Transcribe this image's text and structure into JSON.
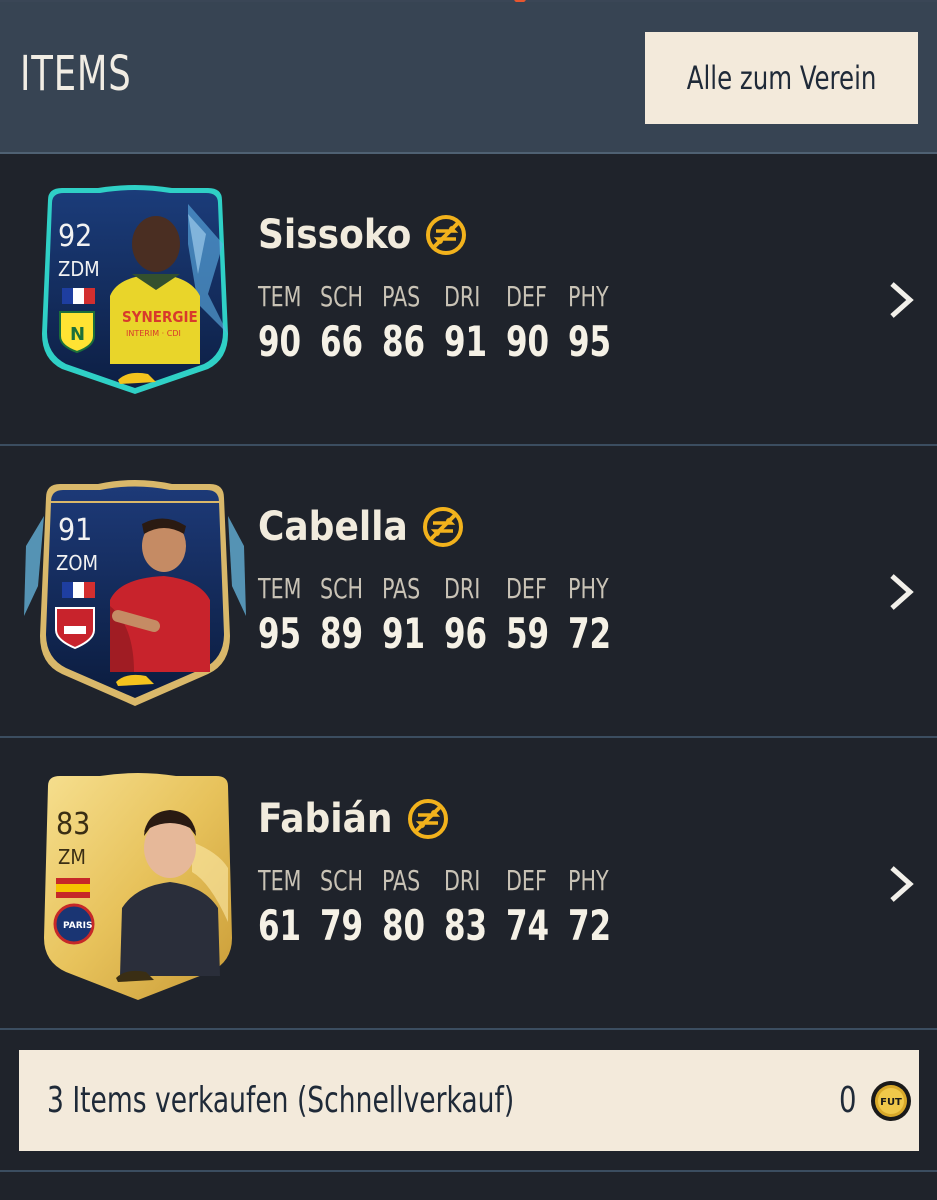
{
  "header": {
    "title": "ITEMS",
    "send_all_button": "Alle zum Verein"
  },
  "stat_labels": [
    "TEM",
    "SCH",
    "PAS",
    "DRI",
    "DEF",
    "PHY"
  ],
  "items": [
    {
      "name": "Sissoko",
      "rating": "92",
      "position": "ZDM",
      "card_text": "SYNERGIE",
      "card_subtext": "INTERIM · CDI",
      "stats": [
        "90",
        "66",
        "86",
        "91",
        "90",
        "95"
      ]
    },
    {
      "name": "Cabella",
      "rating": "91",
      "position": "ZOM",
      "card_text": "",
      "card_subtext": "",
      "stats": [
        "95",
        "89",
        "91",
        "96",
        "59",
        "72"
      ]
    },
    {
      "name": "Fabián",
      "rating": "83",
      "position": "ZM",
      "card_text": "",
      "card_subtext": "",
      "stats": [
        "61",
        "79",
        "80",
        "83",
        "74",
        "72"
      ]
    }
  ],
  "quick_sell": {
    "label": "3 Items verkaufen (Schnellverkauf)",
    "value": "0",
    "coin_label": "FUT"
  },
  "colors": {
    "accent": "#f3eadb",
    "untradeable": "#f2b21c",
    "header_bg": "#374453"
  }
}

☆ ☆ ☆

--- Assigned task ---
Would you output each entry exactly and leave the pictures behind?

--- Task solution ---
Transcribe this image's text and structure into JSON.
{
  "header": {
    "title": "ITEMS",
    "send_all_button": "Alle zum Verein"
  },
  "stat_labels": [
    "TEM",
    "SCH",
    "PAS",
    "DRI",
    "DEF",
    "PHY"
  ],
  "items": [
    {
      "name": "Sissoko",
      "rating": "92",
      "position": "ZDM",
      "card_text": "SYNERGIE",
      "card_subtext": "INTERIM · CDI",
      "stats": [
        "90",
        "66",
        "86",
        "91",
        "90",
        "95"
      ]
    },
    {
      "name": "Cabella",
      "rating": "91",
      "position": "ZOM",
      "card_text": "",
      "card_subtext": "",
      "stats": [
        "95",
        "89",
        "91",
        "96",
        "59",
        "72"
      ]
    },
    {
      "name": "Fabián",
      "rating": "83",
      "position": "ZM",
      "card_text": "",
      "card_subtext": "",
      "stats": [
        "61",
        "79",
        "80",
        "83",
        "74",
        "72"
      ]
    }
  ],
  "quick_sell": {
    "label": "3 Items verkaufen (Schnellverkauf)",
    "value": "0",
    "coin_label": "FUT"
  },
  "colors": {
    "accent": "#f3eadb",
    "untradeable": "#f2b21c",
    "header_bg": "#374453"
  }
}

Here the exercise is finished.